Sing your Patronesse's Praise,
Sing, in cheerful and harmonious Lays.
Traditional: "Strike the Viol" performed by Thomas Cooley, tenor, and the Voices of Music ensemble (Twitter.)

Improvisational: "Strike the Viol" performed by Christina Pluhar & L'Arpeggiata ensemble (Twitter)

Previous post on Henry Purcell: Cold Genius

Previous post on L'Arpeggiata: Baroque, Meet Folk.

MeFi's own!
posted by homunculus at 11:36 PM on February 26, 2019 [2 favorites]


Aw, yay, I was talking about this movie seriously like three days ago.
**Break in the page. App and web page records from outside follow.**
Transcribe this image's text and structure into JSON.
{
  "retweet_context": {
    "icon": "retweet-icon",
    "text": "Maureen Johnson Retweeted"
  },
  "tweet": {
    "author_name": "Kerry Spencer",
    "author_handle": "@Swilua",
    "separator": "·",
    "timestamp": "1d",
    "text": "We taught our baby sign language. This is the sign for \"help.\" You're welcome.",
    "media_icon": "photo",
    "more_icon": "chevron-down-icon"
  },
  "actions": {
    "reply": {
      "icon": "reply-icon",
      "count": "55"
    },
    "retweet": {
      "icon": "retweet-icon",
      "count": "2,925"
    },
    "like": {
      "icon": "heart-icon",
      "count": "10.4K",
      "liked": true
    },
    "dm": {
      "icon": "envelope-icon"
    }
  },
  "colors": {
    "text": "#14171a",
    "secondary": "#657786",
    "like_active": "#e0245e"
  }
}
I played gamba in college (and keep daydreaming of taking it back up in a not very serious way) and was trying to remember if the movie was just popular with early music people because omg movie about early music or made more of a splash.
posted by Smearcase at 5:21 AM on February 27, 2019 [1 favorite]


His most notorious piece was 'An Invention for Two to Play upone one Viole.'
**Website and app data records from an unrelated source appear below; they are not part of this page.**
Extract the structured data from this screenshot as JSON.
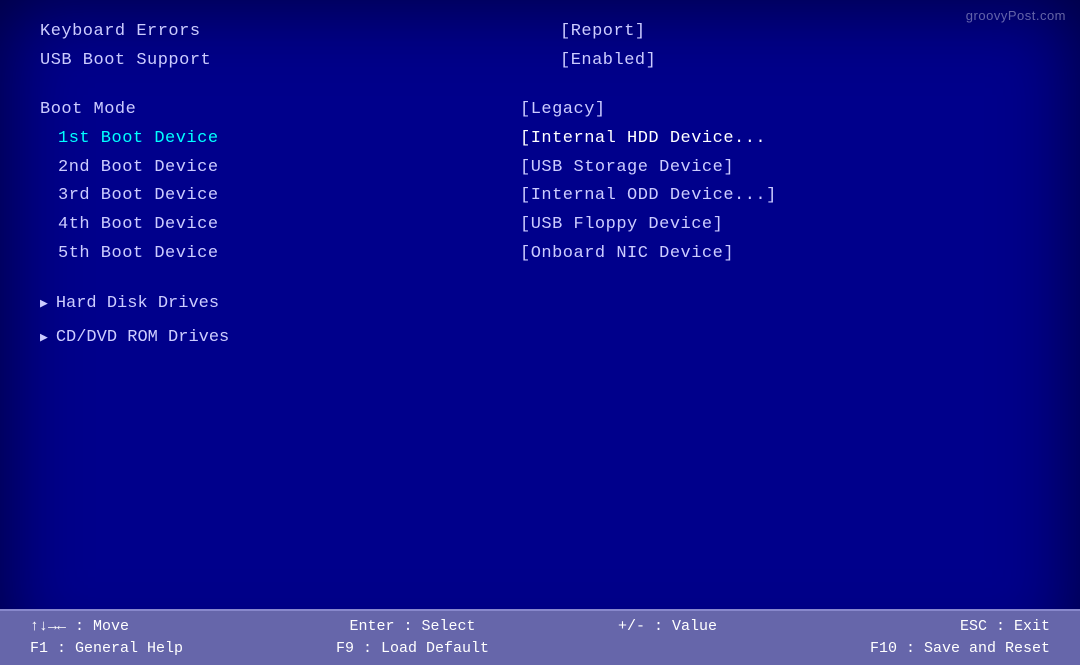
{
  "watermark": "groovyPost.com",
  "top_items": [
    {
      "label": "Keyboard Errors",
      "value": "[Report]"
    },
    {
      "label": "USB Boot Support",
      "value": "[Enabled]"
    }
  ],
  "boot_mode": {
    "label": "Boot Mode",
    "value": "[Legacy]"
  },
  "boot_devices": [
    {
      "label": "1st Boot Device",
      "value": "[Internal HDD Device...",
      "highlighted": true
    },
    {
      "label": "2nd Boot Device",
      "value": "[USB Storage Device]"
    },
    {
      "label": "3rd Boot Device",
      "value": "[Internal ODD Device...]"
    },
    {
      "label": "4th Boot Device",
      "value": "[USB Floppy Device]"
    },
    {
      "label": "5th Boot Device",
      "value": "[Onboard NIC Device]"
    }
  ],
  "submenu_items": [
    {
      "label": "Hard Disk Drives"
    },
    {
      "label": "CD/DVD ROM Drives"
    }
  ],
  "status_bar": [
    {
      "line1": "↑↓→← : Move",
      "line2": "F1 : General Help"
    },
    {
      "line1": "Enter : Select",
      "line2": "F9 : Load Default"
    },
    {
      "line1": "+/- : Value",
      "line2": ""
    },
    {
      "line1": "ESC : Exit",
      "line2": "F10 : Save and Reset"
    }
  ]
}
So that's where the idea for Antagonistic Undecagonstring came from!
posted by hat_eater at 5:23 AM on February 27, 2019


Two to Play upone one Viole
posted by thelonius at 5:30 AM on February 27, 2019


> another performer with different take on the viol is Liam Byrne, who effortlessly fuses old and modern in his collaborations
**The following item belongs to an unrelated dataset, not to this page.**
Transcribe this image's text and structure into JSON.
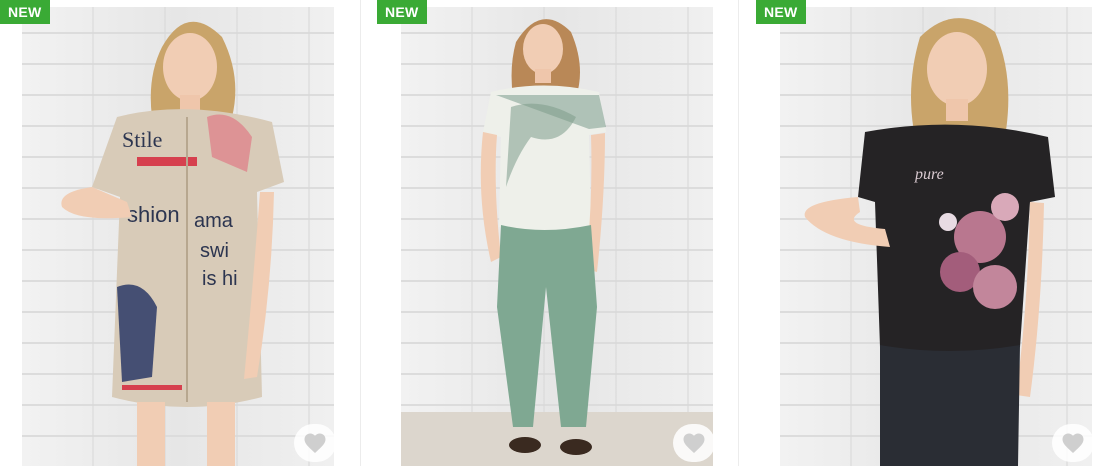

I'm just starting to explore this but there's definitely some great stuff here. Thanks, Thomas Tallis is my Homeboy (and my compliments on a damn fine username!)

I really like this one: Nadia Sirota - Letter O (From Tessellatum)
posted by homunculus at 3:25 PM on February 27, 2019


The piece I linked above is an excerpt of a larger piece: Tessellatum is a 40-minute music video piece with 11 layers of viol & 4 layers of viola with loads of microtones (got by tying extra frets onto the viol neck.) The music was composed by Donnacha Dennehy and performed by Nadia Sirota (Twitter) on viola and Liam Byrne on viola da gamba, while the video was animated and directed by Steven Mertens (Twitter.)

There's more information about it in this Mini-Documentary directed by Meade Bernard: Tessellatum | Mini-Documentary

It's available here: Tessellatum
posted by homunculus at 4:46 PM on February 27, 2019


I once read somewhere (can't recall where) that Tobias Hume might be the model for Sir Toby Belch in Shakespeare's Twelfth Night: retired soldier, plays the viol, hung around the theater scene where he might have run into WS ...
posted by JonJacky at 8:55 PM on February 27, 2019 [1 favorite]


Nice moustache.
posted by homunculus at 11:08 PM on February 27, 2019


Not a viol, but very cool: Learning the enormous 14 string Theorbo.
posted by homunculus at 10:28 PM on March 7, 2019


Shattered Glass - New Music for Viol by Women Composers: Shattered Glass is a viola da gamba recording project focused exclusively on New Music by Women Composers.
posted by homunculus at 12:44 PM on March 8, 2019






The viola da gamba and pole dancing, together at last! This is actually quite lovely.
posted by homunculus at 6:14 PM on March 24, 2019


« Older "You have to tie it with a ribbon"   |   On a cold Christmas Eve you promised a fatberg was... Newer »


This thread has been archived and is closed to new comments